▸ Source material:
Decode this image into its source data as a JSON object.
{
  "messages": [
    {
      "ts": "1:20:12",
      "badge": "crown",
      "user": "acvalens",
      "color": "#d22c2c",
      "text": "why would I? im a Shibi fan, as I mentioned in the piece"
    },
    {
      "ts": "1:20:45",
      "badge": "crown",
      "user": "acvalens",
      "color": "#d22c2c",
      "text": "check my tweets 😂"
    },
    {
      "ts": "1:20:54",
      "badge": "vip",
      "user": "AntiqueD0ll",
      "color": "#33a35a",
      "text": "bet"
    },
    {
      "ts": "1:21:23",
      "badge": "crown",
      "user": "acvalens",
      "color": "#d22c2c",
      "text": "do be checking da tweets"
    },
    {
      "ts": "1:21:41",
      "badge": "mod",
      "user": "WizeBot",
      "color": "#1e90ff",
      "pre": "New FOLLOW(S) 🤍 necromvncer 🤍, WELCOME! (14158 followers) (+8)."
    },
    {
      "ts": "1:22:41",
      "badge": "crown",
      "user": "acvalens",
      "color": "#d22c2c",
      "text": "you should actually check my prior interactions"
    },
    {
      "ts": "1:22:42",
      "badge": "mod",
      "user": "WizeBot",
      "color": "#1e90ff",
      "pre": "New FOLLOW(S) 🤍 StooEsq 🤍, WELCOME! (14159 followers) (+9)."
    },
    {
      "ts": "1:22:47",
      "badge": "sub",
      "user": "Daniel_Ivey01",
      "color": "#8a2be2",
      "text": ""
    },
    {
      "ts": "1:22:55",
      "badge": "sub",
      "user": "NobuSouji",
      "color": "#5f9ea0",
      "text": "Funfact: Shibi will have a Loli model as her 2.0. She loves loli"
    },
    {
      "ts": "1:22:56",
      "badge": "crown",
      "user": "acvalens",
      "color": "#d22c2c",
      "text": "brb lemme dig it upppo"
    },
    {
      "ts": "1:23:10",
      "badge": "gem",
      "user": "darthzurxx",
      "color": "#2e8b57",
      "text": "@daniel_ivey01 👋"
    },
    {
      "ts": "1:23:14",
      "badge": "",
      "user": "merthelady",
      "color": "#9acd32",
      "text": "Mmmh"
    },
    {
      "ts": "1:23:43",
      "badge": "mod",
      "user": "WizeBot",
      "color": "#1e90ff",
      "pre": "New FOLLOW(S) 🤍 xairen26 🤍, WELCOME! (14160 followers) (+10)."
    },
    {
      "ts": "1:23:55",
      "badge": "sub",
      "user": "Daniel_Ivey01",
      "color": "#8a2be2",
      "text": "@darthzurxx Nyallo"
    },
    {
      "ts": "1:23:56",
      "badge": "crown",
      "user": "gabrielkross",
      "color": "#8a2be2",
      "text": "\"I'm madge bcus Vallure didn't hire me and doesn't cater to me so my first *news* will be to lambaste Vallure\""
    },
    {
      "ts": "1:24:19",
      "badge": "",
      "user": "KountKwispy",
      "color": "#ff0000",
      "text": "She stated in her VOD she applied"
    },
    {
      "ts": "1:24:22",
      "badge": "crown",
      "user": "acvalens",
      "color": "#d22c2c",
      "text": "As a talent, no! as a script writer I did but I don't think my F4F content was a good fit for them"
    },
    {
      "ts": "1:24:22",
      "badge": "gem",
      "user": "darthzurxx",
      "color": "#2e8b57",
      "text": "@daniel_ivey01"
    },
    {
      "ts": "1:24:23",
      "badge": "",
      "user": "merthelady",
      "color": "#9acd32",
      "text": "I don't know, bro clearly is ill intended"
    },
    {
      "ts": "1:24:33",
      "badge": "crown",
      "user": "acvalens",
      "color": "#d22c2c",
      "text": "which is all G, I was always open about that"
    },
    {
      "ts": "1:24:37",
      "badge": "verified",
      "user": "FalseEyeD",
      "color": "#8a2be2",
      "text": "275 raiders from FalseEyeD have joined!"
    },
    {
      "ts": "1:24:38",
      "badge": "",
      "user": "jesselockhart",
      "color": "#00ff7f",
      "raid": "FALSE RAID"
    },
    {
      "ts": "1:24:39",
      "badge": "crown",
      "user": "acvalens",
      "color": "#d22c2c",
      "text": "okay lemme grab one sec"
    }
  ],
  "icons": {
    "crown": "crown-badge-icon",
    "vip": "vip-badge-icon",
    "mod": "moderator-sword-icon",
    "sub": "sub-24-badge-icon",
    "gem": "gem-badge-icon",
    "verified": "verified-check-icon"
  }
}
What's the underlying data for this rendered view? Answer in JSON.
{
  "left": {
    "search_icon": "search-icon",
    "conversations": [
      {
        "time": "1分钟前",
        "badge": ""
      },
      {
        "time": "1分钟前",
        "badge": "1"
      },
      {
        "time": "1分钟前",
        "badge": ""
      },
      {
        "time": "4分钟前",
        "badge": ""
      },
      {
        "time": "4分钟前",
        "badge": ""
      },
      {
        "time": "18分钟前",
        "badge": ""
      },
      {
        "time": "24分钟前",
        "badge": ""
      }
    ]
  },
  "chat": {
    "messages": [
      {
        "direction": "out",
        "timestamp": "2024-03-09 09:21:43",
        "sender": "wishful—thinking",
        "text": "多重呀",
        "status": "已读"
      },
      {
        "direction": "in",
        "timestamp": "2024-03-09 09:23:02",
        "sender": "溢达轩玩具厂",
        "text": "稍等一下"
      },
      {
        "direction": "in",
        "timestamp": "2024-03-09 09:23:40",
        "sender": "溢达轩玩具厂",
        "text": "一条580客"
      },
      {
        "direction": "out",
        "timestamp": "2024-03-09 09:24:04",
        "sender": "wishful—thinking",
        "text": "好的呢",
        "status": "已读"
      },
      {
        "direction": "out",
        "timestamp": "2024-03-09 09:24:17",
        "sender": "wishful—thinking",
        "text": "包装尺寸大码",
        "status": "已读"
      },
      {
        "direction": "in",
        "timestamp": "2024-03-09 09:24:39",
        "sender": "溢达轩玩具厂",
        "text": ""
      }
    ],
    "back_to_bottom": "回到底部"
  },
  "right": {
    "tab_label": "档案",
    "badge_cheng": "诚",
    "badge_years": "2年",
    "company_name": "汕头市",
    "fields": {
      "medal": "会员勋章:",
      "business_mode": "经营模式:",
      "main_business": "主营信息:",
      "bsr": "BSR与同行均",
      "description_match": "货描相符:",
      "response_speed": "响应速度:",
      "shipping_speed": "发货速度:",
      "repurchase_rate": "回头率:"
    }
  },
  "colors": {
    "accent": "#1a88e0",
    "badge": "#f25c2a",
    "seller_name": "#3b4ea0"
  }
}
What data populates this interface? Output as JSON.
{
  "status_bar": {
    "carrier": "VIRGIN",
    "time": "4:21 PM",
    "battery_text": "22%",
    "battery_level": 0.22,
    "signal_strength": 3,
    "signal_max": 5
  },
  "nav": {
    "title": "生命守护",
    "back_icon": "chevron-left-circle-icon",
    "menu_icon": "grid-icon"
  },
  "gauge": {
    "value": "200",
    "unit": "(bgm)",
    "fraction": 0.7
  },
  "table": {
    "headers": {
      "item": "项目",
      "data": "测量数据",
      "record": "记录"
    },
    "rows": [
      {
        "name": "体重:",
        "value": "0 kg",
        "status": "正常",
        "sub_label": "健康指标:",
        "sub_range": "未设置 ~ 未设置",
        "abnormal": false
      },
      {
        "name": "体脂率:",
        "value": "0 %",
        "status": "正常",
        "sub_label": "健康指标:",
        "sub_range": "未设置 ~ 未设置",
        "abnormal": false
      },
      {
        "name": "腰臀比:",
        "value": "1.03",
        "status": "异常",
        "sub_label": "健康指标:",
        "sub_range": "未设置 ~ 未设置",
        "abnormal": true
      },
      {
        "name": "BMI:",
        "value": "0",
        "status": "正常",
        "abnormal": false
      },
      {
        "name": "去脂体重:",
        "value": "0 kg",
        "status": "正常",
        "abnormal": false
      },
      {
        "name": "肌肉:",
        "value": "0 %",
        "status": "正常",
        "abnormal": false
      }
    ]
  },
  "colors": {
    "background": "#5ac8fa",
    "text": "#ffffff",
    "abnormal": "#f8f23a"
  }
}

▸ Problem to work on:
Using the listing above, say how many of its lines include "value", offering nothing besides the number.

▸ Expected answer:
7